A recent CB Insights study crowned “a lack of market need” as the top reason startups fail. In order to beat the odds and establish a firm footing in a new market, entrepreneurs must quickly design solutions that are responsive to market realities. This is a tall task, especially when it comes to identifying, researching and analyzing those realities.
Denis Sangara, another entrepreneur we work with, noticed that his country was producing some of the best green coffee beans in the world. However, he also noticed that this commodity wasn’t being sold or consumed locally -- it was all being shipped overseas.
In his eyes, this was an opportunity to launch a successful small business. The only problem, though, was that he knew very little about coffee. So, he took it upon himself to aggressively learn about the local and global coffee industries. He traveled across East Africa to meet coffee producers in-person, and he read books such as A Good African Story: How a Small Company Built a Global Coffee Brand and The Starbucks Experience.
Just 18 months later, Sangara is now co-owner of Café Kivu, which is currently in the process of opening its third brick-and-mortar location in the Congo. Additionally, the company just exported its first batch of packaged coffee to Greece, as part of its effort to market branded Congolese coffee to the global marketplace.
Sangara illustrates the drive and curiosity entrepreneurs need when they research market needs. He identified a glaring gap within a demographic, tirelessly conducted market research, learned the tricks of the trade and then built a business that has consistently satisfied the need. Take note of this studious and methodical approach, and mimic it in your own go-to-market strategy.
3. Building a viable product.
Especially in the digital era, developing a new product or service requires rapid prototyping, testing and iteration. The faster a feedback loop can be executed, the more effective the development process will be. Given this reality, it’s no surprise that, as revealed in a 2016 Innovation Leader study, 82 percent of businesses surveyed said they followed “lean startup” methodology when creating products.
Mughunda isn’t selling a tech product, nor does he have access to fancy tech tools that facilitate a fast feedback loop. Still, he finds a way to intuitively follow the same lean business model that is commonly championed in Silicon Valley. He conducts customer development in nearby village markets to find out what is in demand. Then, he prototypes his offerings, offers samples of them in the market and collects feedback. This approach helped him grow local demand for tomatoes, and it’s how he validated his zucchini-promotion hypothesis.

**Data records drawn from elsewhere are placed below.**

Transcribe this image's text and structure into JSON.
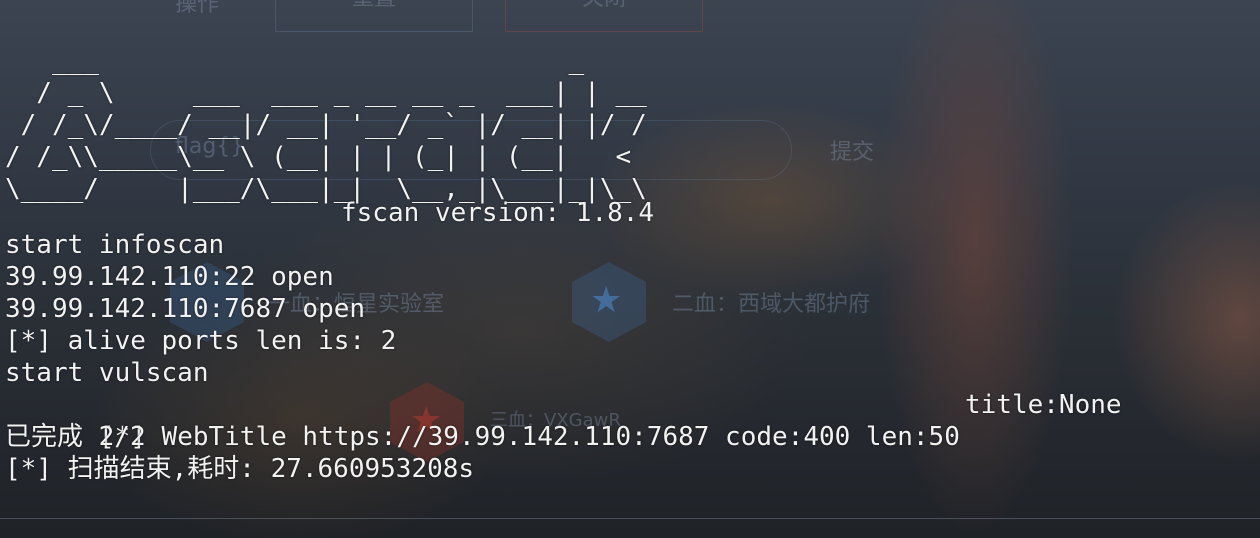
{
  "background": {
    "top_buttons": [
      "操作",
      "重置",
      "关闭"
    ],
    "flag_placeholder": "flag{}",
    "submit_label": "提交",
    "first_blood": "一血：恒星实验室",
    "second_blood": "二血：西域大都护府",
    "third_blood": "三血：VXGawR",
    "colors": {
      "hex_blue": "#3c6eaa",
      "hex_red": "#aa3228"
    }
  },
  "terminal": {
    "banner": "   ___                              _\n  / _ \\     ___  ___ _ __ __ _  ___| | __\n / /_\\/____/ __|/ __| '__/ _` |/ __| |/ /\n/ /_\\\\_____\\__ \\ (__| | | (_| | (__|   <\n\\____/     |___/\\___|_|  \\__,_|\\___|_|\\_\\",
    "version": "fscan version: 1.8.4",
    "lines": [
      "start infoscan",
      "39.99.142.110:22 open",
      "39.99.142.110:7687 open",
      "[*] alive ports len is: 2",
      "start vulscan",
      "[*] WebTitle https://39.99.142.110:7687 code:400 len:50",
      "已完成 2/2",
      "[*] 扫描结束,耗时: 27.660953208s"
    ],
    "webtitle_title": "title:None",
    "text_color": "#f2f2f2"
  }
}
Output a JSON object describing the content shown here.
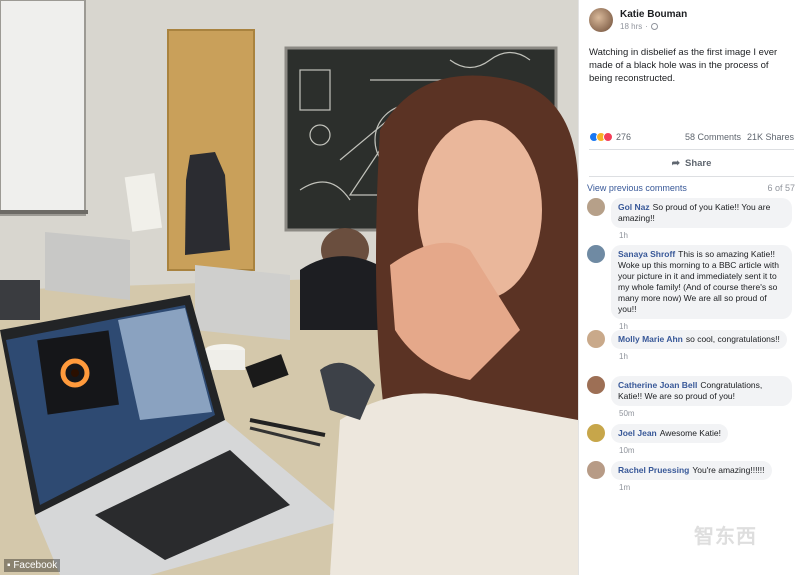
{
  "photo": {
    "credit": "Facebook"
  },
  "post": {
    "author": "Katie Bouman",
    "time": "18 hrs",
    "text": "Watching in disbelief as the first image I ever made of a black hole was in the process of being reconstructed.",
    "reaction_count": "276",
    "comments_count": "58 Comments",
    "shares_count": "21K Shares",
    "share_label": "Share"
  },
  "comments_section": {
    "view_previous": "View previous comments",
    "paging": "6 of 57",
    "items": [
      {
        "name": "Gol Naz",
        "text": "So proud of you Katie!! You are amazing!!",
        "time": "1h"
      },
      {
        "name": "Sanaya Shroff",
        "text": "This is so amazing Katie!! Woke up this morning to a BBC article with your picture in it and immediately sent it to my whole family! (And of course there's so many more now) We are all so proud of you!!",
        "time": "1h"
      },
      {
        "name": "Molly Marie Ahn",
        "text": "so cool, congratulations!!",
        "time": "1h"
      },
      {
        "name": "Catherine Joan Bell",
        "text": "Congratulations, Katie!! We are so proud of you!",
        "time": "50m"
      },
      {
        "name": "Joel Jean",
        "text": "Awesome Katie!",
        "time": "10m"
      },
      {
        "name": "Rachel Pruessing",
        "text": "You're amazing!!!!!!",
        "time": "1m"
      }
    ]
  },
  "watermark": "智东西",
  "colors": {
    "link": "#385898",
    "like": "#1877f2",
    "bubble": "#f2f3f5"
  }
}
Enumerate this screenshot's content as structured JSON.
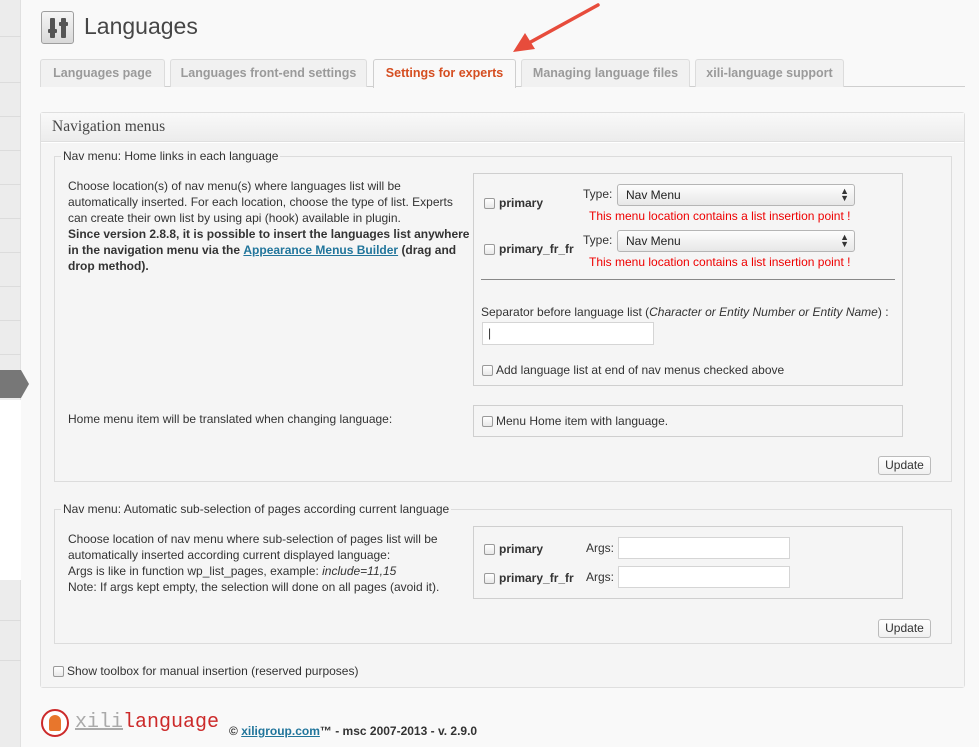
{
  "header": {
    "title": "Languages",
    "icon": "settings-sliders-icon"
  },
  "annotation": {
    "arrow_color": "#e74c3c"
  },
  "tabs": [
    {
      "label": "Languages page",
      "active": false
    },
    {
      "label": "Languages front-end settings",
      "active": false
    },
    {
      "label": "Settings for experts",
      "active": true
    },
    {
      "label": "Managing language files",
      "active": false
    },
    {
      "label": "xili-language support",
      "active": false
    }
  ],
  "colors": {
    "active_tab": "#d54e21",
    "warning": "#e00000",
    "link": "#21759b"
  },
  "box": {
    "title": "Navigation menus",
    "fieldset1": {
      "legend": "Nav menu: Home links in each language",
      "desc_line1": "Choose location(s) of nav menu(s) where languages list will be",
      "desc_line2": "automatically inserted. For each location, choose the type of list. Experts",
      "desc_line3": "can create their own list by using api (hook) available in plugin.",
      "desc_bold_line4": "Since version 2.8.8, it is possible to insert the languages list anywhere",
      "desc_bold_line5a": "in the navigation menu via the",
      "desc_link": "Appearance Menus Builder",
      "desc_bold_line5b": "(drag and",
      "desc_bold_line6": "drop method).",
      "locations": [
        {
          "name": "primary",
          "type_label": "Type:",
          "type_value": "Nav Menu",
          "warning": "This menu location contains a list insertion point !"
        },
        {
          "name": "primary_fr_fr",
          "type_label": "Type:",
          "type_value": "Nav Menu",
          "warning": "This menu location contains a list insertion point !"
        }
      ],
      "separator_label": "Separator before language list (",
      "separator_italic": "Character or Entity Number or Entity Name",
      "separator_suffix": ") :",
      "separator_value": "|",
      "add_list_label": "Add language list at end of nav menus checked above",
      "home_desc": "Home menu item will be translated when changing language:",
      "home_checkbox_label": "Menu Home item with language.",
      "update_label": "Update"
    },
    "fieldset2": {
      "legend": "Nav menu: Automatic sub-selection of pages according current language",
      "desc_line1": "Choose location of nav menu where sub-selection of pages list will be",
      "desc_line2": "automatically inserted according current displayed language:",
      "desc_line3a": "Args is like in function wp_list_pages, example: ",
      "desc_line3_italic": "include=11,15",
      "desc_line4": "Note: If args kept empty, the selection will done on all pages (avoid it).",
      "locations": [
        {
          "name": "primary",
          "args_label": "Args:",
          "args_value": ""
        },
        {
          "name": "primary_fr_fr",
          "args_label": "Args:",
          "args_value": ""
        }
      ],
      "update_label": "Update"
    },
    "toolbox_label": "Show toolbox for manual insertion (reserved purposes)"
  },
  "footer": {
    "brand_part1": "xili",
    "brand_part2": "language",
    "copyright": "©",
    "site_link": "xiligroup.com",
    "credit_suffix": "™ - msc 2007-2013 - v. 2.9.0",
    "logo_icon": "xili-logo-icon"
  }
}
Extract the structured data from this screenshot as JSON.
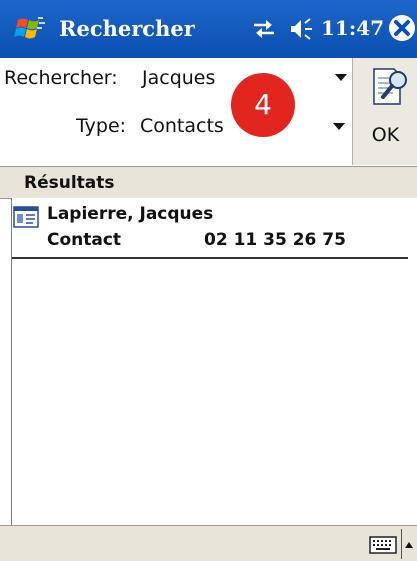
{
  "titlebar": {
    "title": "Rechercher",
    "time": "11:47",
    "color": "#1458bd",
    "icons": [
      "windows-start-icon",
      "connectivity-icon",
      "speaker-icon",
      "close-icon"
    ]
  },
  "search": {
    "rechercher_label": "Rechercher:",
    "rechercher_value": "Jacques",
    "type_label": "Type:",
    "type_value": "Contacts",
    "step_badge": "4",
    "badge_color": "#e0261e",
    "ok_label": "OK"
  },
  "results": {
    "header": "Résultats",
    "items": [
      {
        "name": "Lapierre, Jacques",
        "type": "Contact",
        "phone": "02 11 35 26 75"
      }
    ]
  }
}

Testing and iteration is the best way for modern entrepreneurs to find out whether they have created a model that works, especially when the context calls for high adaptability due to complex environments or rapidly changing markets. It doesn’t matter if you think you have a terrific offering; the market gets to decide that, not you.
It’s essential to gather and utilize consumer insights to fine-tune your business model. Luckily, modern consumers are eager to voice their opinions. In fact, according to Market Force, 83 percent of shoppers say they filled out multiple customer feedback surveys in 2015.
Continual small iterations based on small experiments will eventually land you at a solid product-market fit that is based upon the realities of the market -- not ideas you generated in a silo.
One thing is certain: African entrepreneurs are already succeeding in the face of tremendous obstacles. In many ways, they don’t need “more entrepreneurship” — rather, they need ecosystems and institutions that support their inherent entrepreneurial tendencies and talent.
We believe American entrepreneurs can take their ventures to new heights by learning from the commitment, grit, resilience, speed and agility possessed by the brilliant people we work with every day.